On 12 May directing principals and directors of all state-run medical colleges and CMOHs across the city and districts to promote normal births.

SUBHENDU MAITI | Kolkata |

Rattled by the rise in the number of maternal mortality rate (MMR) in Bengal, the state health department advises government hospitals to promote normal delivery and rationalise caesarean cases.

NS Nigam, principal secretary in-charge of health department, issued an advisory on 12 May directing principals and directors of all state-run medical colleges and chief medical officers of health (CMOHs) across the city and districts to promote normal births.

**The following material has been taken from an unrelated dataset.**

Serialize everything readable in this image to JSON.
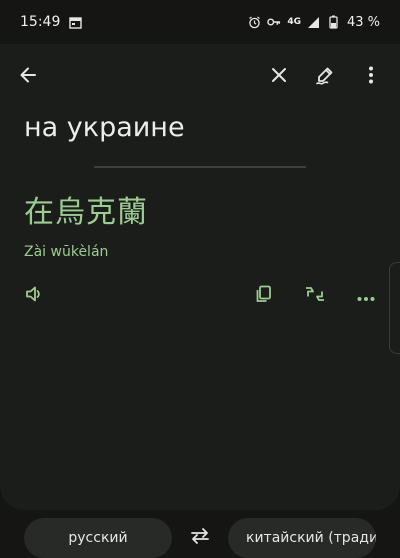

“Improving maternal health and preventing maternal mortality is an important aspect for the Government of West Bengal. Though considerable and considered investments have been made for improvement of maternal health the recent rise in maternal mortality ratio (SRS 2017-2019) is of great concern. In view of this the following advisory is issued for the facilities providing maternal healthcare services based on experts’ opinion, in depth data analysis, exhaustive field visits and several meetings at state and district level with various stakeholders,” Mr Nigam directed in the advisory.

MMR worsened in states like West Bengal, Haryana, Uttarakhand and Chhattishgarh at a time when Uttar Pradesh, Rajasthan, Bihar and Madhya Pradesh showed major improvement with a decline in their ratio by 30, 23, 19 and 10 points.

Bengal registered an alarming 10-point jump in MMR reaching 109 from 98 while Kerala with lowest ration in the country made a phenomenal improvement from 43 to 30. MMR is a key health indicator that shows the number of maternal deaths per 100,000 live births for a given period.

According to the advisory, the referral facilities will review their caesarean section rates and analyse the trends and causes of C-section versus normal delivery. This should be done as a team involving obstetricians, paediatricians, anaesthetists, nursing superintendents and other concerned staff along with facility-in-charge. Necessary action should be planned if caesarean delivery rates appear to be abnormally high.

Concerned doctors and other medical staff should counsel pregnant women at the obstetrics outdoor departments in respective referral hospital normal delivery, the advisory stated.

It has also advised the hospitals to improve quality of healthcare and strengthen monitoring of obstetric cases. All hospitals overburdened with patients should mandatorily have functional obstetric triage with necessary logistic supports like infrastructure facilities and adequate human resource strength to avoid any delay in management of critical delivery cases soon after the expecting mother is brought to the concerned hospital.

For all delivery cases, partograph must be maintained and violation of this procedure must be taken into account seriously. Labour and postpartum monitoring of mother and newborn should be strictly supervised by skilled and experienced nurses.